Perhaps you face a challenge not accounted for on the FAFSA form. When Elizabeth Avery’s daughter, Charlotte, was accepted by Union College a year ago, she was thrilled, but there was a problem: Her father’s take-home pay was going to fluctuate over the next few years because of an arrangement with a new employer.
“We may look good on paper, but what we can afford is very different from what the government determined we can afford,” says Avery, a relocation specialist in Pittsfield, Massachusetts. She sent an email to the aid office spelling out the family’s circumstances. Charlotte received a $10,000 merit scholarship that renews every year.
It also can be worth your time to seek scholarships off the beaten path. By searching sites like Fastweb.com, Susan Fregeau, a certified public accountant in Westmont, Illinois, discovered the Laverne Noyes Foundation Scholarship, offered to descendants of people who served overseas in World War I.
“I do genealogy, so I knew where Grandpa fought at that time,” Fregeau says. Her oldest son, Nick, got $5,000 to help pay his four years of tuition at the University of Illinois—Urbana-Champaign. He graduated last spring and is starting law school there this fall. Younger brother Alex, now a junior at the school, received $2,000 from Laverne Noyes for the 2013-2014 academic year.
If you’ve snatched up all the free money you can find and need to fill in the gaps with loans, be aware of the long-term ramifications. Subsidized loans cost less over the long run because the government pays the interest while the student is in school. The government also covers it during the six months after graduation before repayment starts, and during any period of deferment for grad school or a period of unemployment, say.
Congress in 2012 extended low student-loan interest rates but temporarily did away with the grace period after graduation, so students who received direct subsidized loans between July 1, 2012, and July 1, 2014, must either pay interest that accrues then or it will be added to their principal balance.
And as you weigh whether to grab that parent PLUS loan the acceptance letter is offering, you may want to look into cheaper options. The interest rate on PLUS loans is currently fixed at 7.21 percent. Home equity loans are now being offered at an average interest rate of 6.1 percent, according to Bankrate.com, and the interest is deductible.
Guido Castellani III, who received about $200,000 in grants and scholarships to cover his four years at Sarah Lawrence, applied during the early decision round and was accepted, but knew there was “no way” he could afford it. So he scoured the Internet and discovered that as the son of a former Marine officer, a Vietnam vet who passed away in 2003, he was eligible for certain scholarships and other funding.
Castellani, who is originally from Scranton, Pennsylvania, was awarded $10,000 a year from the Marine Corps Scholarship Foundation plus about $950 a month in educational benefits from the U.S. Department of Veterans Affairs.
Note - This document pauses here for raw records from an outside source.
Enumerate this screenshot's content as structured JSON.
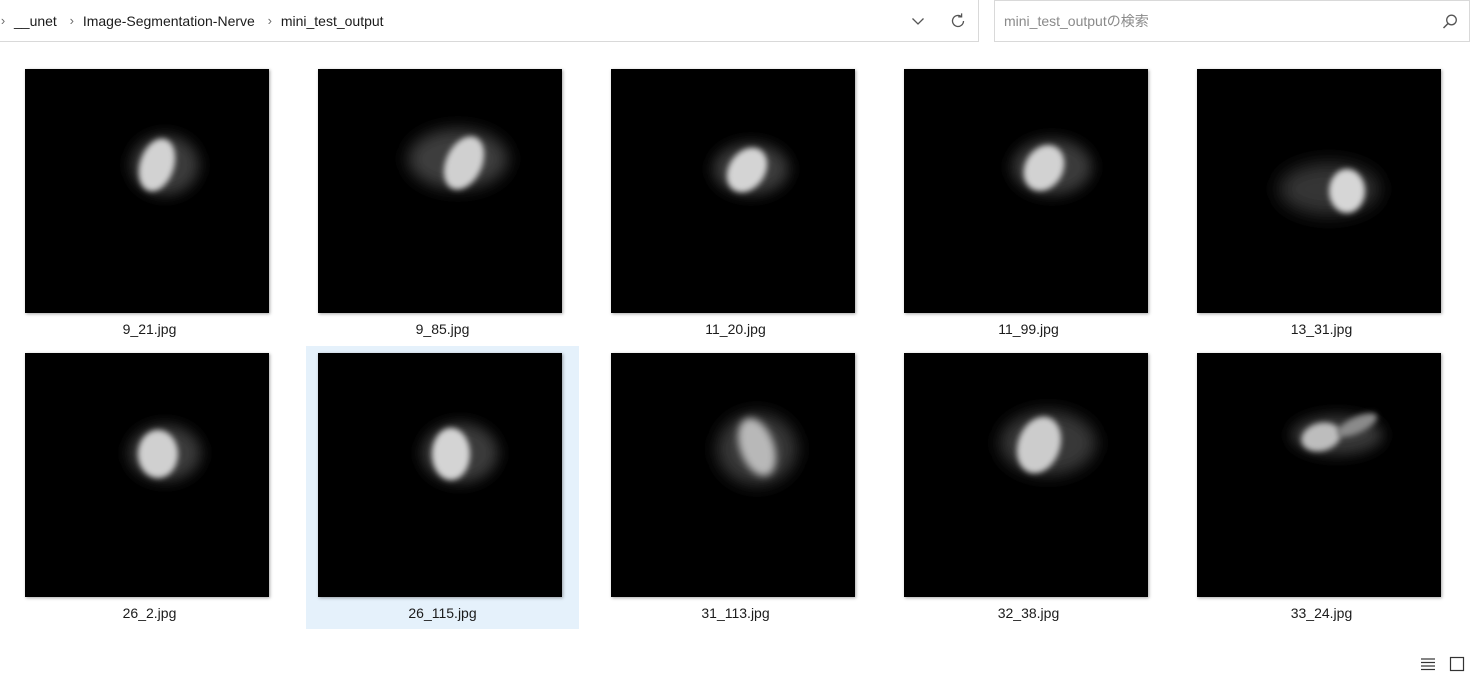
{
  "breadcrumb": {
    "items": [
      "__unet",
      "Image-Segmentation-Nerve",
      "mini_test_output"
    ]
  },
  "search": {
    "placeholder": "mini_test_outputの検索",
    "value": ""
  },
  "icons": {
    "breadcrumb_separator": "chevron-right-icon",
    "address_dropdown": "chevron-down-icon",
    "refresh": "refresh-icon",
    "search": "search-icon",
    "details_view": "details-view-icon",
    "large_icons_view": "large-icons-view-icon"
  },
  "colors": {
    "selection": "#e5f1fb",
    "thumbnail_background": "#000000"
  },
  "files": [
    {
      "name": "9_21.jpg",
      "selected": false
    },
    {
      "name": "9_85.jpg",
      "selected": false
    },
    {
      "name": "11_20.jpg",
      "selected": false
    },
    {
      "name": "11_99.jpg",
      "selected": false
    },
    {
      "name": "13_31.jpg",
      "selected": false
    },
    {
      "name": "26_2.jpg",
      "selected": false
    },
    {
      "name": "26_115.jpg",
      "selected": true
    },
    {
      "name": "31_113.jpg",
      "selected": false
    },
    {
      "name": "32_38.jpg",
      "selected": false
    },
    {
      "name": "33_24.jpg",
      "selected": false
    }
  ]
}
“I had to be persistent,” says Castellani, who graduated in May. He negotiated with Sarah Lawrence’s financial aid office to get additional aid junior year, and right before he graduated, he applied for – and won – a scholarship from the Children of Fallen Patriots Foundation to cover the $12,000 he’d accumulated in subsidized loans.
His advice for incoming freshmen: “Do your research. The money is there.”
This story is excerpted from the U.S. News “Best Colleges 2015” guidebook, which features in-depth articles, rankings and data.